Corrupt Chombo suspends those who accused him
Ignatius Chombo, the mega-rich local government minister who is under fire over alleged improper acquisition of vast municipal land and properties around the country, has fired and suspended councillors investigating him for suspected land grab scams.
Four councillors have been fired, and two who were at the forefront of probing Chombo were suspended for different reasons late last year. This has sparked a fierce fight for control of the Harare City Council between Chombo and the councillors under the umbrella of the Combined Harare Residents Association.
Prime Minister Morgan Tsvangirai’s Movement for Democratic Change (MDC) has joined the fray and accused Chombo of abusing his powers to stop corruption probes and also to reduce the number of MDC councillors.
Chombo, who was a poor university lecturer more than a decade ago, has acquired more than 100 houses, stands and other properties in prime areas of the country’s cities and in Harare since he became a minister in the late 1990s. Most of his properties are revealed in court documents filed concerning his divorce from his wife, Marian.
Harare city councillors accuse Chombo of using his influence to illegally grab land in affluent suburbs like Borrowdale and Avondale. In March last year, a special investigations committee, led by councillor Warship Dumba, conducted a probe into the land-grab scandals in Harare. It implicated Chombo and businessman Phillip Chiyangwa in the theft of prime land in Borrowdale, Gunhill and Avondale. Both claim to be related to President Robert Mugabe. The councillors reported the matter to the police but no action was taken – the norm with cases involving people close to Mugabe. Last month Chombo, using powers vested in him through the Urban Councils Act, fired four councillors elected on the MDC ticket. He accused them of illegally grabbing houses of Zanu-PF supporters.
Chombo then suspended Dumba – who is spearheading investigations which implicated the minister in land thefts – and councillor Casper Tapera, who is also part of the investigating committee.
In his suspension letter, Chombo said they abused council funds when they went on an official trip to Kariba. The suspension letter, dated December 15, reads: "During the period of suspension you shall not conduct any council business within or outside council premises, and you shall not be eligible to receive any form of remuneration from council."
According to Zanu-PF insiders, Chombo is on a crusade to silence the MDC ahead of elections set for an unannounced date later this year.
"Investigations on corruption will obviously implicate Zanu-PF officials including Chombo himself, so he is eager to ensure that whoever comes up with such probes must be silenced. Remember we are in an election year and if reports of corruption keep coming up, they damage Zanu-PF," the insider said.
Dumba dismissed the suspension as mere malice by Chombo. He said he and Tapera would approach the High Court this coming week to seek a reversal of their suspensions.
The suspensions have irked some Harare residents, who have issued a statement attacking the decision. Part of their statement reads: "As the residents of Harare we are alarmed at the fact that Minister Chombo can be allowed to abuse his authority by suspending the councillors who have presented to the police documentary evidence suggesting criminal conduct on his part.
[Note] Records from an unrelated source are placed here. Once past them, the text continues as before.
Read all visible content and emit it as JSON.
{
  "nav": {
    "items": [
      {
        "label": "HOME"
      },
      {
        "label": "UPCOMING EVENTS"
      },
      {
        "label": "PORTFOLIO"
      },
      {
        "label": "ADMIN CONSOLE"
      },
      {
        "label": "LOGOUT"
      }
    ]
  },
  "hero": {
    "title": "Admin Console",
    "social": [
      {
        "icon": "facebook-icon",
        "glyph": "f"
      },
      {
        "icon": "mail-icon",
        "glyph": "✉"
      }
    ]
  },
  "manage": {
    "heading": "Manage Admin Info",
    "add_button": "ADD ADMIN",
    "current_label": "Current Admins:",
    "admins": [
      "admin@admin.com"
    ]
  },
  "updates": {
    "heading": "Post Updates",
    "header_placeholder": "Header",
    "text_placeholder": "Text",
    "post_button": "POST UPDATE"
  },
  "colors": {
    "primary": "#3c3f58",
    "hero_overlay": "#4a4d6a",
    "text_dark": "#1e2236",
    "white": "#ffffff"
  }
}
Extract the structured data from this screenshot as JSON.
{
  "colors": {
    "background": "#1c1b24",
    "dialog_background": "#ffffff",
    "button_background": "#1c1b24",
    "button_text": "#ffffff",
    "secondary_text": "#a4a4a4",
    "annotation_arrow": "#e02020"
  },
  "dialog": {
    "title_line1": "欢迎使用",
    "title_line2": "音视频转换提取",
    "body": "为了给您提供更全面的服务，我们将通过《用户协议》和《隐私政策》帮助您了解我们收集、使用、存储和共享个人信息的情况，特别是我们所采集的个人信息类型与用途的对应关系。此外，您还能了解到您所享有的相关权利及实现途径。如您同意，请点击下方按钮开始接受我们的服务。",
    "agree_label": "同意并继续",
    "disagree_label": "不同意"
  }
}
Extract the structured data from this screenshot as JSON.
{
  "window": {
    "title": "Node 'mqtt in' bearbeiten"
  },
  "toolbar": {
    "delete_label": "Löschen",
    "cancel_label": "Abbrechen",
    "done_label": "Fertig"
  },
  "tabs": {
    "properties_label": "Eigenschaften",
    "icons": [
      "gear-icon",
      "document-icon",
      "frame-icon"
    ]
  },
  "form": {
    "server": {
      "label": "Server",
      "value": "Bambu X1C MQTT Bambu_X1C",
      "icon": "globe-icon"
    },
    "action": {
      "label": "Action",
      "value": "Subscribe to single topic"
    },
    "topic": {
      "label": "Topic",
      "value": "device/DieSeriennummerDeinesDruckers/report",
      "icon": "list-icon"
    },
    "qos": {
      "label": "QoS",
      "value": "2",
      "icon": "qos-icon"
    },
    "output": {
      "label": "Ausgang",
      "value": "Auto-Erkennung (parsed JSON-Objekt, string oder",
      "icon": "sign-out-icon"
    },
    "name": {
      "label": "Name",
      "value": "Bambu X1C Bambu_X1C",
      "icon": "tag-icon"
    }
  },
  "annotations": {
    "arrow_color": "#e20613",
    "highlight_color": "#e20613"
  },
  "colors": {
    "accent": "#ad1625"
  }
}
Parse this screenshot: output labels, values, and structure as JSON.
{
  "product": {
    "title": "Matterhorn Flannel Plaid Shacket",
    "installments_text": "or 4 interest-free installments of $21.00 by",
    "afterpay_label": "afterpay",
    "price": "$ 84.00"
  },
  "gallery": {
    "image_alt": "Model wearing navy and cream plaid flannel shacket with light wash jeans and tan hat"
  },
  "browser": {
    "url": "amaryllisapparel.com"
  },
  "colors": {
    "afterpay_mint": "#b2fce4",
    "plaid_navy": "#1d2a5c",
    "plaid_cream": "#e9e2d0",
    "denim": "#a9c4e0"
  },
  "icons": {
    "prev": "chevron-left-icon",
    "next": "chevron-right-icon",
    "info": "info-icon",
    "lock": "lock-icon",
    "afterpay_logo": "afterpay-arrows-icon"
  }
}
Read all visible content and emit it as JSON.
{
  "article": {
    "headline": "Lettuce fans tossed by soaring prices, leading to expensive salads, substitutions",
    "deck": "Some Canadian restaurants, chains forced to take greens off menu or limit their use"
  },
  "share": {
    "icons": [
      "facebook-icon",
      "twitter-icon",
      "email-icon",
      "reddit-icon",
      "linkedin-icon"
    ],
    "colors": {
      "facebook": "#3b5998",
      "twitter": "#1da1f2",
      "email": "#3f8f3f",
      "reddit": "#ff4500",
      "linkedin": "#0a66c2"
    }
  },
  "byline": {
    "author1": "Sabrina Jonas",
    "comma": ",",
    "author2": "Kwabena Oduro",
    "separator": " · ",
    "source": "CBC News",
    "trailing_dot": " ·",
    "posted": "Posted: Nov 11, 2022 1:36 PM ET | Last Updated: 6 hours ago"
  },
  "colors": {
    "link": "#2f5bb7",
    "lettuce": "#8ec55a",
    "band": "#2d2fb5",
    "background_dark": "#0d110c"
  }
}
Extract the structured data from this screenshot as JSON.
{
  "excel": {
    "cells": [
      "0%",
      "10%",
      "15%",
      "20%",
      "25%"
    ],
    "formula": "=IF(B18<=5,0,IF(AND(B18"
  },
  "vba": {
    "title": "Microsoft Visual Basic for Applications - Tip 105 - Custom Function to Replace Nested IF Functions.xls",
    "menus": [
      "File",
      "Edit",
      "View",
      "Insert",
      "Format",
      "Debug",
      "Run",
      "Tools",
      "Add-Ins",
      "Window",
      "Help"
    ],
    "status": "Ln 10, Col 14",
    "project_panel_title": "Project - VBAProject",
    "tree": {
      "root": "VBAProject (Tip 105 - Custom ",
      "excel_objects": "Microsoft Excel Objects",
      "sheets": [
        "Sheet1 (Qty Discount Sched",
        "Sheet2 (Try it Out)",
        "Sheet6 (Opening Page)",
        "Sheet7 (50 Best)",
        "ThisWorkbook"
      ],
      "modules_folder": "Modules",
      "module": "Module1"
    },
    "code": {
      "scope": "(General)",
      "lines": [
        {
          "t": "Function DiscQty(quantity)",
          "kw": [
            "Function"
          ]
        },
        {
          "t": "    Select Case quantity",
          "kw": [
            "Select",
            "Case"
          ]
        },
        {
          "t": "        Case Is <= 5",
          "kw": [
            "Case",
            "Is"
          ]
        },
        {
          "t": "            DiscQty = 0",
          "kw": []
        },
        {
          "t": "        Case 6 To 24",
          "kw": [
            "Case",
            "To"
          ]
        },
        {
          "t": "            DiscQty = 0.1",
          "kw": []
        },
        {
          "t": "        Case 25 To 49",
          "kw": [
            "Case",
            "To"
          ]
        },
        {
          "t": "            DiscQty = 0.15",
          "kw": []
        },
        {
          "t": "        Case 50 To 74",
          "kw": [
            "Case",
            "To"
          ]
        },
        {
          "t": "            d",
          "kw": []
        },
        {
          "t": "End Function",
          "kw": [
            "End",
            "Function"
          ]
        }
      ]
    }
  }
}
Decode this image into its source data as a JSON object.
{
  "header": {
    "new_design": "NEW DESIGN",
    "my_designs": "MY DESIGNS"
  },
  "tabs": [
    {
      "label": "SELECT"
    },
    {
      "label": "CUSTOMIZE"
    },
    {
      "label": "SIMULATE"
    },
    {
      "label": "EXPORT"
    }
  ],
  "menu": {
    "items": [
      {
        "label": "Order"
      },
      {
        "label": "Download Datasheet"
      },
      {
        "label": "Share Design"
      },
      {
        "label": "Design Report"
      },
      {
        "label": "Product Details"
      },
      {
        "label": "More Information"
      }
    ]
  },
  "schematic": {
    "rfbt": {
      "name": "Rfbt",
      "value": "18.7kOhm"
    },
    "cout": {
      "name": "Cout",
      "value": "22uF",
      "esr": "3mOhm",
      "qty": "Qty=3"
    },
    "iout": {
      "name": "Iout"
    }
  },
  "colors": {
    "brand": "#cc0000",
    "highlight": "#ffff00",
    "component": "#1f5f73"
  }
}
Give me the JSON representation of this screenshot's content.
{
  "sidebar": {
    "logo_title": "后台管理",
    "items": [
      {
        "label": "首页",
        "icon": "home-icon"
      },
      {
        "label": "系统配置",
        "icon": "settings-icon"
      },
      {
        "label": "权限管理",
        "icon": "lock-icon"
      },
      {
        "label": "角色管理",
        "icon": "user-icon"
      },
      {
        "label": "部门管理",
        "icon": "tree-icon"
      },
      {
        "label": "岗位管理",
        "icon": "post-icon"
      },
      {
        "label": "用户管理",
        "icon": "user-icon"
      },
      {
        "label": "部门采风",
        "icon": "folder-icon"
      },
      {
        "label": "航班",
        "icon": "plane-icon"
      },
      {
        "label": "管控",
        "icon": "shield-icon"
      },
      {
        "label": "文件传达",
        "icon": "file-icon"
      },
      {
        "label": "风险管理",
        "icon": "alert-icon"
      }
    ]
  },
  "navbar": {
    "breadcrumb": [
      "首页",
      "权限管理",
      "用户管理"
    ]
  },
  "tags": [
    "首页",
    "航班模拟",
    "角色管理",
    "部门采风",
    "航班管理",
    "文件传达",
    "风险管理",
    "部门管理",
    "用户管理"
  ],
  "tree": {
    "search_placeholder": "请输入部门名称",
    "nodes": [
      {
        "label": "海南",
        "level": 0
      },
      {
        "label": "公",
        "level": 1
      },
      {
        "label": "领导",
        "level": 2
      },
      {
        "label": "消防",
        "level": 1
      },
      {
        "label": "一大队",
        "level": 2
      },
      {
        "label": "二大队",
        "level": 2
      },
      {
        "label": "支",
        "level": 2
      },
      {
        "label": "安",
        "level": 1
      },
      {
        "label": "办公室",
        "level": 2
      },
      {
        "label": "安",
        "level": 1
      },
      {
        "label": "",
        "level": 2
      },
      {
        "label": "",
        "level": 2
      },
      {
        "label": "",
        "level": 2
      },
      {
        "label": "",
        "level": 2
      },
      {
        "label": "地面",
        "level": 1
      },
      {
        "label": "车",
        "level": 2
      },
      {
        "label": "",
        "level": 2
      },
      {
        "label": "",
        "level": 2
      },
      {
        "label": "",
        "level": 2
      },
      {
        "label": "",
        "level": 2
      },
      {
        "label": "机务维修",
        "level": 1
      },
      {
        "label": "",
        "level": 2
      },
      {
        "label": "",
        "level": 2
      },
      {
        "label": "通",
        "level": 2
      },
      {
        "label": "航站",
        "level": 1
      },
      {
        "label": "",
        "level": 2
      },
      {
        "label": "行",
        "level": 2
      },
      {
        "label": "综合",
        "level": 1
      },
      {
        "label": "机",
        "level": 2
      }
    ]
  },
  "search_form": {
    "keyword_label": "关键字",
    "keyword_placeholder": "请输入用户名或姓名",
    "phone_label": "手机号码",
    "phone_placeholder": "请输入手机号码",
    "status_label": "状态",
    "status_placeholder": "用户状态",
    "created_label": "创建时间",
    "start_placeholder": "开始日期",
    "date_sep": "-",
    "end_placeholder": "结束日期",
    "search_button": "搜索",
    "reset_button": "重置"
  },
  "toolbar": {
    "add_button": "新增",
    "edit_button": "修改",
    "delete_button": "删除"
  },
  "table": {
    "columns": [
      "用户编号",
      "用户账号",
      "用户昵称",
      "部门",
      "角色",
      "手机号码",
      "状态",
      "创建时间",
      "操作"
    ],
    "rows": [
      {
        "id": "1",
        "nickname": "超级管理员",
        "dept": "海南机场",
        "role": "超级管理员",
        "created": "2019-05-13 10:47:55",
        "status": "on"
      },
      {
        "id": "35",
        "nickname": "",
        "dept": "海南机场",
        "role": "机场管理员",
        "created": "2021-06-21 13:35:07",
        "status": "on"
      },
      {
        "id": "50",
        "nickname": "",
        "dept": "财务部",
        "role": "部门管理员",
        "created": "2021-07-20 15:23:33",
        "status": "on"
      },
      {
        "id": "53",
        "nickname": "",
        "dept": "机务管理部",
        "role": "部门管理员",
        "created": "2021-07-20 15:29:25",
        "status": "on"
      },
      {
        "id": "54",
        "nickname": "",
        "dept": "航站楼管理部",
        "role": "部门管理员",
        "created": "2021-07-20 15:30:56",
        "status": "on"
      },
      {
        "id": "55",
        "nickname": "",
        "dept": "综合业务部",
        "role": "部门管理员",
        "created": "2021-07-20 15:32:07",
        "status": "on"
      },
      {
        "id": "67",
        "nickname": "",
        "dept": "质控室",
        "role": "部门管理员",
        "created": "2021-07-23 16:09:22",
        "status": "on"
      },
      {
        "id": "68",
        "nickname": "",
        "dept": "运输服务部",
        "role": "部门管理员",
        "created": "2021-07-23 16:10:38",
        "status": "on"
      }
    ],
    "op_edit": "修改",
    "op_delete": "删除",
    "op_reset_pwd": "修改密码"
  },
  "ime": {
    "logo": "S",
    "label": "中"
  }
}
"We are further alarmed by the fact that the Zimbabwe Republic Police has taken no action on the allegations against Minister Chombo, which are backed by documentary evidence, some nine months after the report was made."
The MDC last week issued a statement, which partly reads: "He (Chombo) plans to have a go at others he considers a threat to his political lifeline. The pattern is the same in other towns and cities – all designed to protect his vast interests and a personal fortune."
Chombo was not available for comment – officials at his office said he was still on vacation.